§ Material provided:
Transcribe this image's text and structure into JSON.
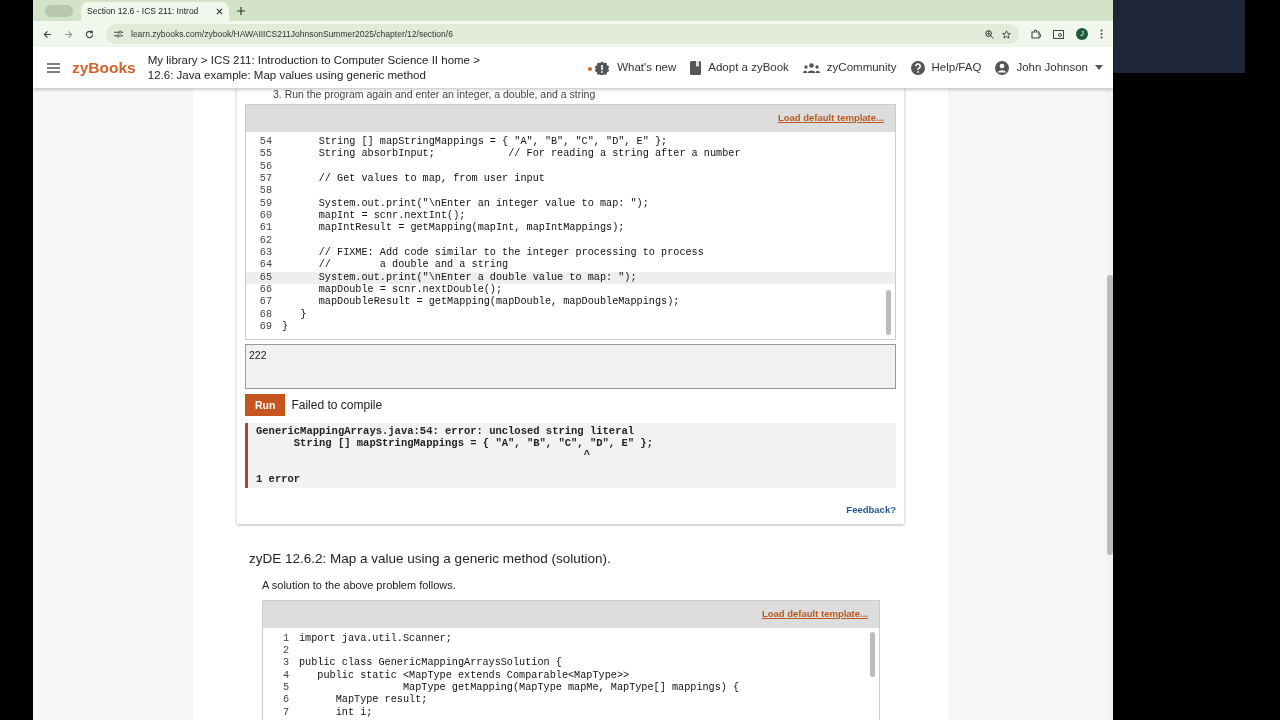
{
  "browser": {
    "tab_title": "Section 12.6 - ICS 211: Introd",
    "url": "learn.zybooks.com/zybook/HAWAIIICS211JohnsonSummer2025/chapter/12/section/6",
    "profile_initial": "J"
  },
  "header": {
    "logo": "zyBooks",
    "breadcrumb": [
      "My library > ICS 211: Introduction to Computer Science II home >",
      "12.6: Java example: Map values using generic method"
    ],
    "nav": [
      {
        "kind": "news",
        "label": "What's new"
      },
      {
        "kind": "book",
        "label": "Adopt a zyBook"
      },
      {
        "kind": "community",
        "label": "zyCommunity"
      },
      {
        "kind": "help",
        "label": "Help/FAQ"
      },
      {
        "kind": "user",
        "label": "John Johnson"
      }
    ]
  },
  "instruction": "3. Run the program again and enter an integer, a double, and a string",
  "editor": {
    "load_template": "Load default template...",
    "lines": [
      {
        "number": "54",
        "code": "      String [] mapStringMappings = { \"A\", \"B\", \"C\", \"D\", E\" };",
        "current": false
      },
      {
        "number": "55",
        "code": "      String absorbInput;            // For reading a string after a number",
        "current": false
      },
      {
        "number": "56",
        "current": false
      },
      {
        "number": "57",
        "code": "      // Get values to map, from user input",
        "current": false
      },
      {
        "number": "58",
        "current": false
      },
      {
        "number": "59",
        "code": "      System.out.print(\"\\nEnter an integer value to map: \");",
        "current": false
      },
      {
        "number": "60",
        "code": "      mapInt = scnr.nextInt();",
        "current": false
      },
      {
        "number": "61",
        "code": "      mapIntResult = getMapping(mapInt, mapIntMappings);",
        "current": false
      },
      {
        "number": "62",
        "current": false
      },
      {
        "number": "63",
        "code": "      // FIXME: Add code similar to the integer processing to process",
        "current": false
      },
      {
        "number": "64",
        "code": "      //        a double and a string",
        "current": false
      },
      {
        "number": "65",
        "code": "      System.out.print(\"\\nEnter a double value to map: \");",
        "current": true
      },
      {
        "number": "66",
        "code": "      mapDouble = scnr.nextDouble();",
        "current": false
      },
      {
        "number": "67",
        "code": "      mapDoubleResult = getMapping(mapDouble, mapDoubleMappings);",
        "current": false
      },
      {
        "number": "68",
        "code": "   }",
        "current": false
      },
      {
        "number": "69",
        "code": "}",
        "current": false
      }
    ],
    "input": "222",
    "run": "Run",
    "status": "Failed to compile",
    "error": "GenericMappingArrays.java:54: error: unclosed string literal\n      String [] mapStringMappings = { \"A\", \"B\", \"C\", \"D\", E\" };\n                                                    ^\n\n1 error",
    "feedback": "Feedback?"
  },
  "solution": {
    "title": "zyDE 12.6.2: Map a value using a generic method (solution).",
    "description": "A solution to the above problem follows.",
    "load_template": "Load default template...",
    "lines": [
      {
        "number": "1",
        "code": "import java.util.Scanner;",
        "current": false
      },
      {
        "number": "2",
        "current": false
      },
      {
        "number": "3",
        "code": "public class GenericMappingArraysSolution {",
        "current": false
      },
      {
        "number": "4",
        "code": "   public static <MapType extends Comparable<MapType>>",
        "current": false
      },
      {
        "number": "5",
        "code": "                 MapType getMapping(MapType mapMe, MapType[] mappings) {",
        "current": false
      },
      {
        "number": "6",
        "code": "      MapType result;",
        "current": false
      },
      {
        "number": "7",
        "code": "      int i;",
        "current": false
      }
    ]
  }
}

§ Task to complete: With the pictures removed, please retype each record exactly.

§ Output for this task:
Transcribe this image's text and structure into JSON.
{
  "browser": {
    "tab_title": "Section 12.6 - ICS 211: Introd",
    "url": "learn.zybooks.com/zybook/HAWAIIICS211JohnsonSummer2025/chapter/12/section/6",
    "profile_initial": "J"
  },
  "header": {
    "logo": "zyBooks",
    "breadcrumb": [
      "My library > ICS 211: Introduction to Computer Science II home >",
      "12.6: Java example: Map values using generic method"
    ],
    "nav": [
      {
        "kind": "news",
        "label": "What's new"
      },
      {
        "kind": "book",
        "label": "Adopt a zyBook"
      },
      {
        "kind": "community",
        "label": "zyCommunity"
      },
      {
        "kind": "help",
        "label": "Help/FAQ"
      },
      {
        "kind": "user",
        "label": "John Johnson"
      }
    ]
  },
  "instruction": "3. Run the program again and enter an integer, a double, and a string",
  "editor": {
    "load_template": "Load default template...",
    "lines": [
      {
        "number": "54",
        "code": "      String [] mapStringMappings = { \"A\", \"B\", \"C\", \"D\", E\" };",
        "current": false
      },
      {
        "number": "55",
        "code": "      String absorbInput;            // For reading a string after a number",
        "current": false
      },
      {
        "number": "56",
        "current": false
      },
      {
        "number": "57",
        "code": "      // Get values to map, from user input",
        "current": false
      },
      {
        "number": "58",
        "current": false
      },
      {
        "number": "59",
        "code": "      System.out.print(\"\\nEnter an integer value to map: \");",
        "current": false
      },
      {
        "number": "60",
        "code": "      mapInt = scnr.nextInt();",
        "current": false
      },
      {
        "number": "61",
        "code": "      mapIntResult = getMapping(mapInt, mapIntMappings);",
        "current": false
      },
      {
        "number": "62",
        "current": false
      },
      {
        "number": "63",
        "code": "      // FIXME: Add code similar to the integer processing to process",
        "current": false
      },
      {
        "number": "64",
        "code": "      //        a double and a string",
        "current": false
      },
      {
        "number": "65",
        "code": "      System.out.print(\"\\nEnter a double value to map: \");",
        "current": true
      },
      {
        "number": "66",
        "code": "      mapDouble = scnr.nextDouble();",
        "current": false
      },
      {
        "number": "67",
        "code": "      mapDoubleResult = getMapping(mapDouble, mapDoubleMappings);",
        "current": false
      },
      {
        "number": "68",
        "code": "   }",
        "current": false
      },
      {
        "number": "69",
        "code": "}",
        "current": false
      }
    ],
    "input": "222",
    "run": "Run",
    "status": "Failed to compile",
    "error": "GenericMappingArrays.java:54: error: unclosed string literal\n      String [] mapStringMappings = { \"A\", \"B\", \"C\", \"D\", E\" };\n                                                    ^\n\n1 error",
    "feedback": "Feedback?"
  },
  "solution": {
    "title": "zyDE 12.6.2: Map a value using a generic method (solution).",
    "description": "A solution to the above problem follows.",
    "load_template": "Load default template...",
    "lines": [
      {
        "number": "1",
        "code": "import java.util.Scanner;",
        "current": false
      },
      {
        "number": "2",
        "current": false
      },
      {
        "number": "3",
        "code": "public class GenericMappingArraysSolution {",
        "current": false
      },
      {
        "number": "4",
        "code": "   public static <MapType extends Comparable<MapType>>",
        "current": false
      },
      {
        "number": "5",
        "code": "                 MapType getMapping(MapType mapMe, MapType[] mappings) {",
        "current": false
      },
      {
        "number": "6",
        "code": "      MapType result;",
        "current": false
      },
      {
        "number": "7",
        "code": "      int i;",
        "current": false
      }
    ]
  }
}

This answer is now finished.